Try it – If a line in the data below holds the word "TimeGenerated", copy it.

Data about app and page elements –
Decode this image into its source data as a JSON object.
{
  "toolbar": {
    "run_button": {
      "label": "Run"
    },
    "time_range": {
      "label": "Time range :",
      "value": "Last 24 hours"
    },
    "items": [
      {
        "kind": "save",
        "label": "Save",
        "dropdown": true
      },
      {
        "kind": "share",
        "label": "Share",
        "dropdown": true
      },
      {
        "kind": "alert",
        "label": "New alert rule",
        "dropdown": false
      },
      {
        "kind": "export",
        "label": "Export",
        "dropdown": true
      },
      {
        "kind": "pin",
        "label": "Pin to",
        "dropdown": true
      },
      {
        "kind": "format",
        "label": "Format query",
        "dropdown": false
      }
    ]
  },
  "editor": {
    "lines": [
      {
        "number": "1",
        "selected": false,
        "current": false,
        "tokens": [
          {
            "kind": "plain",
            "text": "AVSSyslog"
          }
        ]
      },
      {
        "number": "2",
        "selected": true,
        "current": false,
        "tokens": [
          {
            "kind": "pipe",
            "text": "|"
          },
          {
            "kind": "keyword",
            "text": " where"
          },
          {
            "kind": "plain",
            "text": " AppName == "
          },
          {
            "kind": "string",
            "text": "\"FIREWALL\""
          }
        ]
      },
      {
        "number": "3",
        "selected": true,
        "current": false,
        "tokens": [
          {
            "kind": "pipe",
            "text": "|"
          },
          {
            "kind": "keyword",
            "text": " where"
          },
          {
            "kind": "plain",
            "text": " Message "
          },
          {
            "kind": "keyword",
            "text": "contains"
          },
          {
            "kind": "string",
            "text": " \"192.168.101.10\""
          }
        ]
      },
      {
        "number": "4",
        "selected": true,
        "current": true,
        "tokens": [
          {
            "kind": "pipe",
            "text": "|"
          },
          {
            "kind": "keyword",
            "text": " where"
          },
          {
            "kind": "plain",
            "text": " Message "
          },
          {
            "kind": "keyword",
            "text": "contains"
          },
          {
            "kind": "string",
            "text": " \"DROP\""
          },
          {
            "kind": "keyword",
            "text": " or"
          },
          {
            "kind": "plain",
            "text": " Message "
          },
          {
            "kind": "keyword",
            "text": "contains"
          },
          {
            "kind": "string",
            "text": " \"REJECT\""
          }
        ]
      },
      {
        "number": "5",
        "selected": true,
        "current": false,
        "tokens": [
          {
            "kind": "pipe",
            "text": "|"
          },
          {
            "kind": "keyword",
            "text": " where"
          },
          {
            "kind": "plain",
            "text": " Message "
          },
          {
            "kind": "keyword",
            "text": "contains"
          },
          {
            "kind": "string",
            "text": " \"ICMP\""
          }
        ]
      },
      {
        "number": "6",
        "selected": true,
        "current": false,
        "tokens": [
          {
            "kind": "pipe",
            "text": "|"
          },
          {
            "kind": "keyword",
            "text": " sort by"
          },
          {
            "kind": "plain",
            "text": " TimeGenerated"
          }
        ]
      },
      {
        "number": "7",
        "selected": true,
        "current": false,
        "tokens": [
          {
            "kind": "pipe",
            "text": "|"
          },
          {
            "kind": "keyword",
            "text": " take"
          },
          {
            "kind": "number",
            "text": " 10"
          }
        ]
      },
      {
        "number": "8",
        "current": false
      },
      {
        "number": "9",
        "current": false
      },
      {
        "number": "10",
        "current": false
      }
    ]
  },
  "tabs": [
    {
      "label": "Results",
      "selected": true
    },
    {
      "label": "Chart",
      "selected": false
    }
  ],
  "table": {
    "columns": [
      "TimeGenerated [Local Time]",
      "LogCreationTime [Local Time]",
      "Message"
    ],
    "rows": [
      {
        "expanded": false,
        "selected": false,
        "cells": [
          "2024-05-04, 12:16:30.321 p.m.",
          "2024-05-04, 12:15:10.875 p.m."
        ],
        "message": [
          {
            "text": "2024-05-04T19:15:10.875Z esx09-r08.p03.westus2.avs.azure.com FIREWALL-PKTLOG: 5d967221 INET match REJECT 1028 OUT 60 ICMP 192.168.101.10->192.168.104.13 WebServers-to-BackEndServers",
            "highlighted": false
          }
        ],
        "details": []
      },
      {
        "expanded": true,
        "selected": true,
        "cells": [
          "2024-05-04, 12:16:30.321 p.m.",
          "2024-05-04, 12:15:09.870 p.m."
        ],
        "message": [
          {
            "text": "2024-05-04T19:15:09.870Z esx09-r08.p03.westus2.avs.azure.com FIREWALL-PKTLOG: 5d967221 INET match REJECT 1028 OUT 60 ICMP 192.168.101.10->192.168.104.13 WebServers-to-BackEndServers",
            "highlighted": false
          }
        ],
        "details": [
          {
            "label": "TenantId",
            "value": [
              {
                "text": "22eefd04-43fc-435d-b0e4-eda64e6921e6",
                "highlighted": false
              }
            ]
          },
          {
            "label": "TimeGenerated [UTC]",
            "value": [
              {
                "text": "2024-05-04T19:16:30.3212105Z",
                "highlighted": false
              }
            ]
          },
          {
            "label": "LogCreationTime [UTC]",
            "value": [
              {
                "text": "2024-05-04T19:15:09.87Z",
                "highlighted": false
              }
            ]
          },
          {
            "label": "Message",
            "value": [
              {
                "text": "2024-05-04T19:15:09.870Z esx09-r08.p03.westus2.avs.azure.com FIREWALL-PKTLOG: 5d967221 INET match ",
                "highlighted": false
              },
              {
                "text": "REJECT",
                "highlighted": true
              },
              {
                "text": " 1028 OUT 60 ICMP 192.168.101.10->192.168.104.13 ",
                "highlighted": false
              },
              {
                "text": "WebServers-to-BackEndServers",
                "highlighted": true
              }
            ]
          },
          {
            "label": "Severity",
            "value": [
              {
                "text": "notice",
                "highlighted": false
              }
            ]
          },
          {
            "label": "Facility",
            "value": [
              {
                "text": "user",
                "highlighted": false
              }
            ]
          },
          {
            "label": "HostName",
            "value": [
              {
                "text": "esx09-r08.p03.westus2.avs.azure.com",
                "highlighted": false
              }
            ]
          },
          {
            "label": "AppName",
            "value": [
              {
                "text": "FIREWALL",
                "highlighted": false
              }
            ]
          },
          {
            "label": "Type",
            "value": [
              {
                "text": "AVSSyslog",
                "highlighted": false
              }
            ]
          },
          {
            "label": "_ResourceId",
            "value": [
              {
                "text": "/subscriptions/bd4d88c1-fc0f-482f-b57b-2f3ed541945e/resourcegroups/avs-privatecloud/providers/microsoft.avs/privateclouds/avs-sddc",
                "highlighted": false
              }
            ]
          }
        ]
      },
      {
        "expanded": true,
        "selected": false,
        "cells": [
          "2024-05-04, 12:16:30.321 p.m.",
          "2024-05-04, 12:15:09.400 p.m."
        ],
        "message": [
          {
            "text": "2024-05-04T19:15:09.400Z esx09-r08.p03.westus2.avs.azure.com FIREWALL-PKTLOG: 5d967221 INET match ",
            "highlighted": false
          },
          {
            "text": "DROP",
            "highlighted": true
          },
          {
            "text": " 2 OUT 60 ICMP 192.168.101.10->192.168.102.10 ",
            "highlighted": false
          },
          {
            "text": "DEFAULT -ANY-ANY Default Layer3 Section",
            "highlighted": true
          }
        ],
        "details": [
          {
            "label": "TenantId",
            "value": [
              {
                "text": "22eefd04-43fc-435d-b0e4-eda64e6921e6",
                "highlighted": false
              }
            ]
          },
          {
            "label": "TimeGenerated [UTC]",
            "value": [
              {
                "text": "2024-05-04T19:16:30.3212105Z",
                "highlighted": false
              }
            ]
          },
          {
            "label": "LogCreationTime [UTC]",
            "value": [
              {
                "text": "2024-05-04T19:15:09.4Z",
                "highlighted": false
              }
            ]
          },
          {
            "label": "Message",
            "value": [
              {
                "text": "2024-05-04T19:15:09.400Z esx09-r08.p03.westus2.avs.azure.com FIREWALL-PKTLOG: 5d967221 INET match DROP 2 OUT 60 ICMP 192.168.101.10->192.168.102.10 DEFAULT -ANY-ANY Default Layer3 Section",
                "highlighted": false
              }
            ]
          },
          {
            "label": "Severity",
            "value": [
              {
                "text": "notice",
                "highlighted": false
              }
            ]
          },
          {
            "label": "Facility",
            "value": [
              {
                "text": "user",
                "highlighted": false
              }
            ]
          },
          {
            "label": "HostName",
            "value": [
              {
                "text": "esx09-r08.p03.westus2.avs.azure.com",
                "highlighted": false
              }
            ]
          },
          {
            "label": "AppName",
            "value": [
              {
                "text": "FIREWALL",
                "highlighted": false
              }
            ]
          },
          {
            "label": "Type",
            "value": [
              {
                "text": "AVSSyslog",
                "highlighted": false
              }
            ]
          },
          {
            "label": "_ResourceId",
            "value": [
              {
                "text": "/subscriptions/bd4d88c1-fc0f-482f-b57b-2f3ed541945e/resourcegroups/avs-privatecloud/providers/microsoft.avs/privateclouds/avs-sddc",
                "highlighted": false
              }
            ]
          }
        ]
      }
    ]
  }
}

Task result –
            "text": " TimeGenerated"
      "TimeGenerated [Local Time]",
            "label": "TimeGenerated [UTC]",
            "label": "TimeGenerated [UTC]",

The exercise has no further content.